-- TASK DATA --

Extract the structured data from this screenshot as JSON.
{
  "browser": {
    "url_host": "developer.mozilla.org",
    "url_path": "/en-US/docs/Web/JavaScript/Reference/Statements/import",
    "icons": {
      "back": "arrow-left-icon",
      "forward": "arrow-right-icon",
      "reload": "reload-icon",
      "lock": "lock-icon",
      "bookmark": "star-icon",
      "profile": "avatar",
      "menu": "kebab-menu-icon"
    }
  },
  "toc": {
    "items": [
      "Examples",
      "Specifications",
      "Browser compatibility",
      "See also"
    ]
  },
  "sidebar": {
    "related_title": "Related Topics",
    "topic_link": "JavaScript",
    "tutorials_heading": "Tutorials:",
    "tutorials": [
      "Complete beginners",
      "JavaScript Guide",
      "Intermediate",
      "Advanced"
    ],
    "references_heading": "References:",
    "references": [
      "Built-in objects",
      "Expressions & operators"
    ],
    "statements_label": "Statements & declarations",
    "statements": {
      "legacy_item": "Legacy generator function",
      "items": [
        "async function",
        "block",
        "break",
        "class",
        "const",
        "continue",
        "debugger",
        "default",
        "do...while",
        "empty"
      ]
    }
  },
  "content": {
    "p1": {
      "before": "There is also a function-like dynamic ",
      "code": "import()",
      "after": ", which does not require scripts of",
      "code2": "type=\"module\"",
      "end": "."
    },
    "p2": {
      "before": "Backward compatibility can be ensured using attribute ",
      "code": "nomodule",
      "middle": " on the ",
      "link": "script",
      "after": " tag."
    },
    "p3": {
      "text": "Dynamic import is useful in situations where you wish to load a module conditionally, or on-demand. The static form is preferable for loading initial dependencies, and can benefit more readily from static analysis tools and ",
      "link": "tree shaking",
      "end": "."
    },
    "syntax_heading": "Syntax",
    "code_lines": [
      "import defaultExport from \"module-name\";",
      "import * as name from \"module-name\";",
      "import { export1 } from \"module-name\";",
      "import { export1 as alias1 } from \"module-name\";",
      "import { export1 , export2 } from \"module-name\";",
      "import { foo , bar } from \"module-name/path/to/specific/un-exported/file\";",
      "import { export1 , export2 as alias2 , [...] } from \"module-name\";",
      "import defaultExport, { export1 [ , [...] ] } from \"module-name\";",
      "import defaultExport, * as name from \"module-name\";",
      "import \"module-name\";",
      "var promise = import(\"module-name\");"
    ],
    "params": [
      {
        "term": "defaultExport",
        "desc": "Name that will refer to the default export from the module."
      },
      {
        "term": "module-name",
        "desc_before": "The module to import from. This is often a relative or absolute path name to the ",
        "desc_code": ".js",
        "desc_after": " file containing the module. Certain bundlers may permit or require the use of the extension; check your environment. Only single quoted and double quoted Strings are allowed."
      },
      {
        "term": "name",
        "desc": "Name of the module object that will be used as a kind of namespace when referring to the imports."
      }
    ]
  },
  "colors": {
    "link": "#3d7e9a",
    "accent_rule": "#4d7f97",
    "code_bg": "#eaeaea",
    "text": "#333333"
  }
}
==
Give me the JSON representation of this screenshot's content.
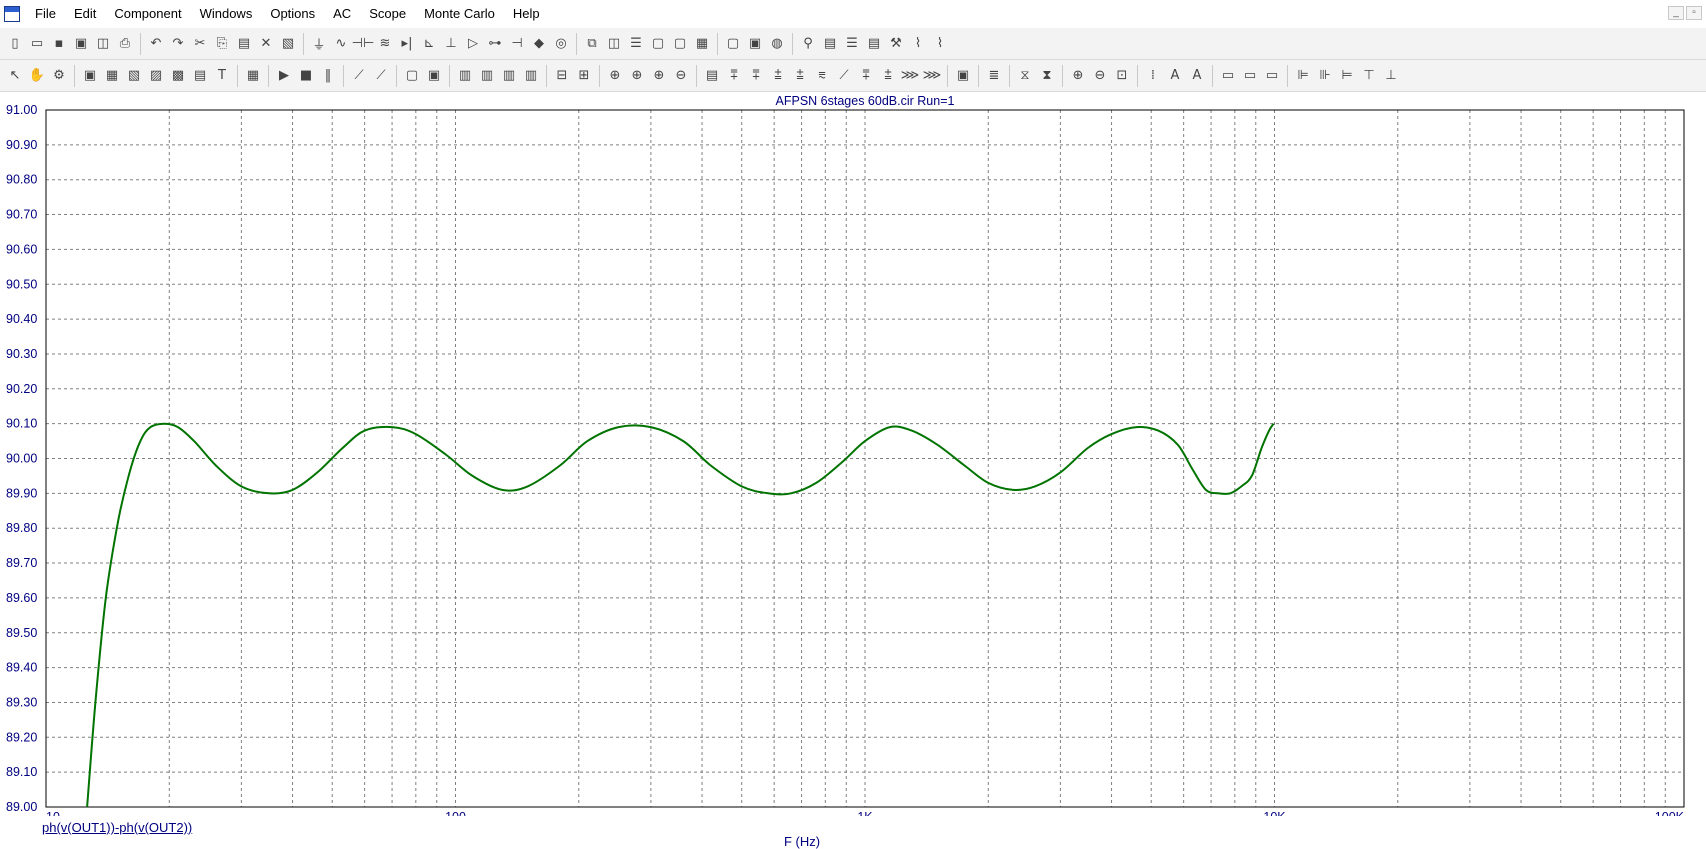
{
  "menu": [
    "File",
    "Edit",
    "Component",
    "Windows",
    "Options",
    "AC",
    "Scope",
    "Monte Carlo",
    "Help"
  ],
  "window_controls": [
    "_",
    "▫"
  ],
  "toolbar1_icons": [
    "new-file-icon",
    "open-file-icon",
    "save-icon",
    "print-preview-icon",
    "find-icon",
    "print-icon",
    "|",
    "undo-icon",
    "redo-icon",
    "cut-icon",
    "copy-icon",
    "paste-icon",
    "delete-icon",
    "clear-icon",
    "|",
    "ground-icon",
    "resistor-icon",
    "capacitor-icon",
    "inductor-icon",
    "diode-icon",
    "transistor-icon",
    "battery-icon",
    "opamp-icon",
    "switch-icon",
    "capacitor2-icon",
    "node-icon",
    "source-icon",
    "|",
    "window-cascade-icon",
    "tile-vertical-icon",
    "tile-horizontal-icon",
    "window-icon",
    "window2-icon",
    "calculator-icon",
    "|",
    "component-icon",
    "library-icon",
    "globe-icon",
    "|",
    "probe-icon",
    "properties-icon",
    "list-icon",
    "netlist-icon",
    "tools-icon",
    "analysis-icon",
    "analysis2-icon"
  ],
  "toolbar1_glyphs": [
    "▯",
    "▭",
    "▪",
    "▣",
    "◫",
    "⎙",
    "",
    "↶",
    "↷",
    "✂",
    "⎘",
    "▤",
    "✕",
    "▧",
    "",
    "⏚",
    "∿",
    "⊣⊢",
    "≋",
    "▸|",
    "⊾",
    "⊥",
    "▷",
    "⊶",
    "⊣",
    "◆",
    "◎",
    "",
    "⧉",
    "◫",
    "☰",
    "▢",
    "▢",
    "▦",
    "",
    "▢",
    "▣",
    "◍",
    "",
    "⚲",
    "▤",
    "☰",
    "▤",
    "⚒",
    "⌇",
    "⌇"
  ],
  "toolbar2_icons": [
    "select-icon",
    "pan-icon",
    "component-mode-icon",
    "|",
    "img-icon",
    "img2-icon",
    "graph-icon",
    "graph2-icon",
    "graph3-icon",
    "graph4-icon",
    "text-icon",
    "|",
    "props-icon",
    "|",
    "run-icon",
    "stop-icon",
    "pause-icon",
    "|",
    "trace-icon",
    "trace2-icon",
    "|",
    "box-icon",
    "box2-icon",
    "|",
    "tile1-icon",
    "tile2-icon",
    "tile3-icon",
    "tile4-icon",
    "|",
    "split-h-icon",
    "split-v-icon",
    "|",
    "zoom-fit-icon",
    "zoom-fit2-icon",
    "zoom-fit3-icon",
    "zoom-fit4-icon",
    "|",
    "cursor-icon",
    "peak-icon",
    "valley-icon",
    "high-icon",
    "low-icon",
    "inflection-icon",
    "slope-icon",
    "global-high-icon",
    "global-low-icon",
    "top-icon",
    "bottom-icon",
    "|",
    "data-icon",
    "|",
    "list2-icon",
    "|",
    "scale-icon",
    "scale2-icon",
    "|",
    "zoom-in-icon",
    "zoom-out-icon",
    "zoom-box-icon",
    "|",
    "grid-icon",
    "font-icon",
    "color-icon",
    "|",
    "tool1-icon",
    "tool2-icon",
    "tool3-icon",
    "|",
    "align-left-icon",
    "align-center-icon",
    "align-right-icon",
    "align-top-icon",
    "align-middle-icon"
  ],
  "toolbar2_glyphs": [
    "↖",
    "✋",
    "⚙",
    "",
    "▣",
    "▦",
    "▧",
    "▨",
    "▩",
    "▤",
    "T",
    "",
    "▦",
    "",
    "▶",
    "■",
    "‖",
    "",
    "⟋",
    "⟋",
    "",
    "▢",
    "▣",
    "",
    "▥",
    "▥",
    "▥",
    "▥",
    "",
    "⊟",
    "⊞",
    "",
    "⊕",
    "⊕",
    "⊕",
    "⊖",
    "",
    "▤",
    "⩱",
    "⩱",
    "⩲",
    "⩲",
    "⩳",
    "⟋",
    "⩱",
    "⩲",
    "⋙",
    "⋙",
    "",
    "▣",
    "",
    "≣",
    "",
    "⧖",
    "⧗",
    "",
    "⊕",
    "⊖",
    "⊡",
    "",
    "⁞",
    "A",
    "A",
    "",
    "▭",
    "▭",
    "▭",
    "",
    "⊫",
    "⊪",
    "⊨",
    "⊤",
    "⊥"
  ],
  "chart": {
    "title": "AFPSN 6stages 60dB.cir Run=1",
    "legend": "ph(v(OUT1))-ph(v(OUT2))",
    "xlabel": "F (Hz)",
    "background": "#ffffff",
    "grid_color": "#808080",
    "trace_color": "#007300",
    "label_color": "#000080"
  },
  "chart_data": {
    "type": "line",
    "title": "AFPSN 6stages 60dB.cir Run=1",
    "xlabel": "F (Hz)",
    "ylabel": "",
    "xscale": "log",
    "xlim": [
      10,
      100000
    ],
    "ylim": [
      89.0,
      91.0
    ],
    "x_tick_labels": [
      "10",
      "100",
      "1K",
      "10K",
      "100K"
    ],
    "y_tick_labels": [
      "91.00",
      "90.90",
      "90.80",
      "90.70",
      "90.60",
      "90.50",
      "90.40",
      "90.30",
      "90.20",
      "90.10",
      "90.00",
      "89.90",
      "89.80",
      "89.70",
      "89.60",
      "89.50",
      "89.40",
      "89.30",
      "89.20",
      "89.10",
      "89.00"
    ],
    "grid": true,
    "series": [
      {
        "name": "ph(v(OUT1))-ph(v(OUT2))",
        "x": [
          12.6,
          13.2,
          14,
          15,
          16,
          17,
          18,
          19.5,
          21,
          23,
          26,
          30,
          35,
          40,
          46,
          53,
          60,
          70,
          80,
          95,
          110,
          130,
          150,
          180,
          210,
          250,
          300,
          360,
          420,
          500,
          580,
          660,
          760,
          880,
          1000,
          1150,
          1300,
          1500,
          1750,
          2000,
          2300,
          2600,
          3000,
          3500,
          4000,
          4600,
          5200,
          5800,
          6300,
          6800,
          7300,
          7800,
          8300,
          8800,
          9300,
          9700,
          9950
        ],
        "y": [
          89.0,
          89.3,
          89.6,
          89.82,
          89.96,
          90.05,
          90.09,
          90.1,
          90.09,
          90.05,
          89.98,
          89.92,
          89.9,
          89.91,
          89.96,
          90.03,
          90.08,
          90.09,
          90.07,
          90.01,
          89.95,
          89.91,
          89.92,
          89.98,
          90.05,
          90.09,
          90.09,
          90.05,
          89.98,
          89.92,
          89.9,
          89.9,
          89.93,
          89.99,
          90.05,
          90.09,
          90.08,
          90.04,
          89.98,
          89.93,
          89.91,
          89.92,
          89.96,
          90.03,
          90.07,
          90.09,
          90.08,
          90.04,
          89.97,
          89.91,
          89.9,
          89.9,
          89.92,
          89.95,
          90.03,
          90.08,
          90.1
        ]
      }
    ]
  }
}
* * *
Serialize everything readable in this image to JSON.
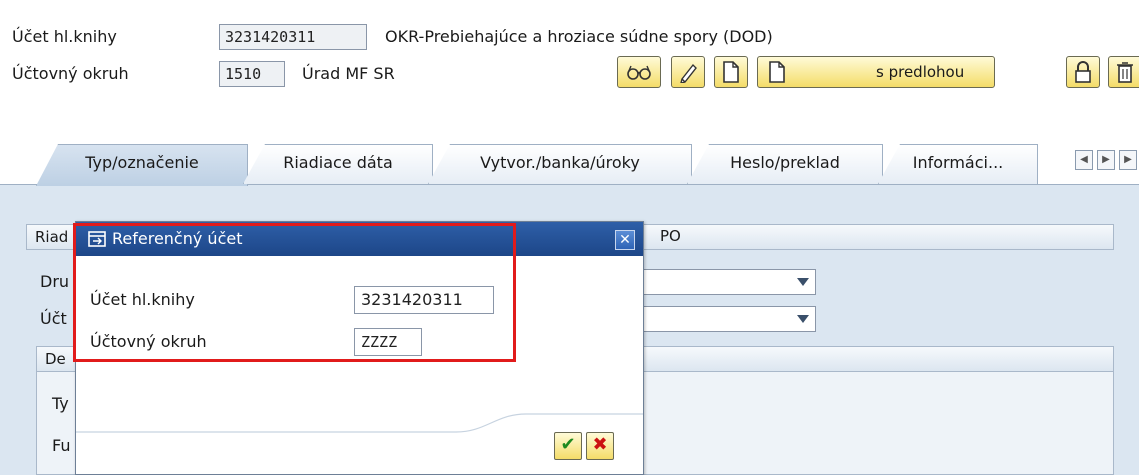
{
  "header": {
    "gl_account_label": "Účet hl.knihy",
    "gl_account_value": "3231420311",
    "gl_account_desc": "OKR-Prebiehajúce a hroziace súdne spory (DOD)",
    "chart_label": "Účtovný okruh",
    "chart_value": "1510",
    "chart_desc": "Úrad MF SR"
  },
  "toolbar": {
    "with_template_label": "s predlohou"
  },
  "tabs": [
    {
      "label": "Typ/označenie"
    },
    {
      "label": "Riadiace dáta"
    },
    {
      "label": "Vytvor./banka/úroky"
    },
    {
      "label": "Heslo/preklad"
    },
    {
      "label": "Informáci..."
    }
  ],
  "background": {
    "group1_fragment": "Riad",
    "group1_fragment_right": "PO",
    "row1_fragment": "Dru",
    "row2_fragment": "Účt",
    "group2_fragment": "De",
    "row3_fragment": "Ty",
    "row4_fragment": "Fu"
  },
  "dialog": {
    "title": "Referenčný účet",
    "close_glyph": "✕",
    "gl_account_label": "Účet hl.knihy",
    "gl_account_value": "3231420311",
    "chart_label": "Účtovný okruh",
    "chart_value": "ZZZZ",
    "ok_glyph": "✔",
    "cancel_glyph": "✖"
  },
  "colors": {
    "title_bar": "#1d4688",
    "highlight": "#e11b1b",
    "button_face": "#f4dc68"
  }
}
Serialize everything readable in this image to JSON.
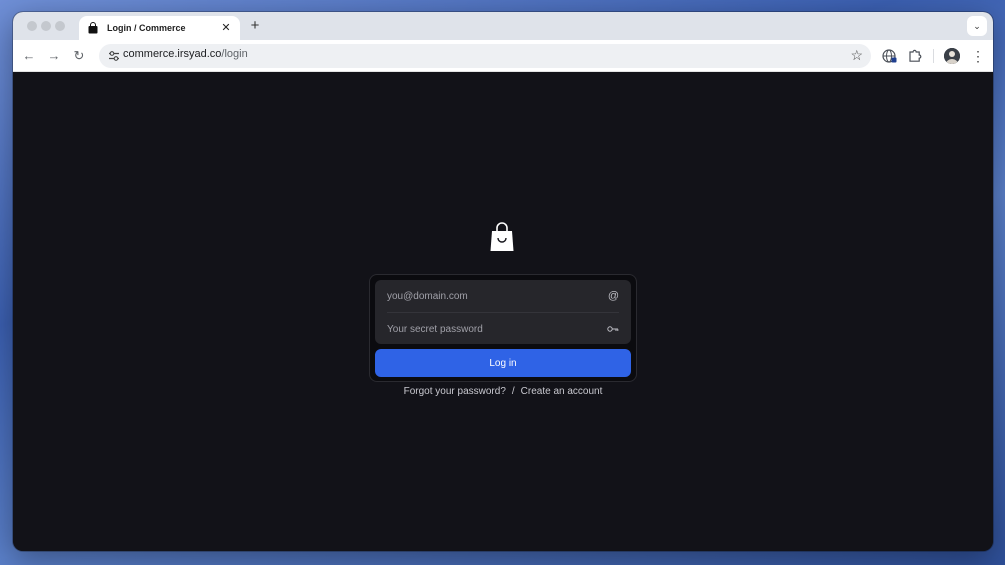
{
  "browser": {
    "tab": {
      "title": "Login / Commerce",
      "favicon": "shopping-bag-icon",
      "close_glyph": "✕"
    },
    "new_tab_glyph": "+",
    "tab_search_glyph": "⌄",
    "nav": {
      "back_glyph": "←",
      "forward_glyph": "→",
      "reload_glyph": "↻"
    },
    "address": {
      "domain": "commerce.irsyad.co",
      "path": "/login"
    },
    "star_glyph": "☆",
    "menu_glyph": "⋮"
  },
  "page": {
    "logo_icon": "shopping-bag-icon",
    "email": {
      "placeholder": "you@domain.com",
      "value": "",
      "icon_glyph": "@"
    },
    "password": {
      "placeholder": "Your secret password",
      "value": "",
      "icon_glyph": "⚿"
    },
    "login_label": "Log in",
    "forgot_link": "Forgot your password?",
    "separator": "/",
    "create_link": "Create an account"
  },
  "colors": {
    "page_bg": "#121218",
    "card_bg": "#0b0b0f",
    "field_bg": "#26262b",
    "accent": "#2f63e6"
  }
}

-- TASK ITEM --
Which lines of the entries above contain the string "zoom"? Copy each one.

-- RESPONSE BOX --
    "zoom-fit-icon",
    "zoom-fit2-icon",
    "zoom-fit3-icon",
    "zoom-fit4-icon",
    "zoom-in-icon",
    "zoom-out-icon",
    "zoom-box-icon",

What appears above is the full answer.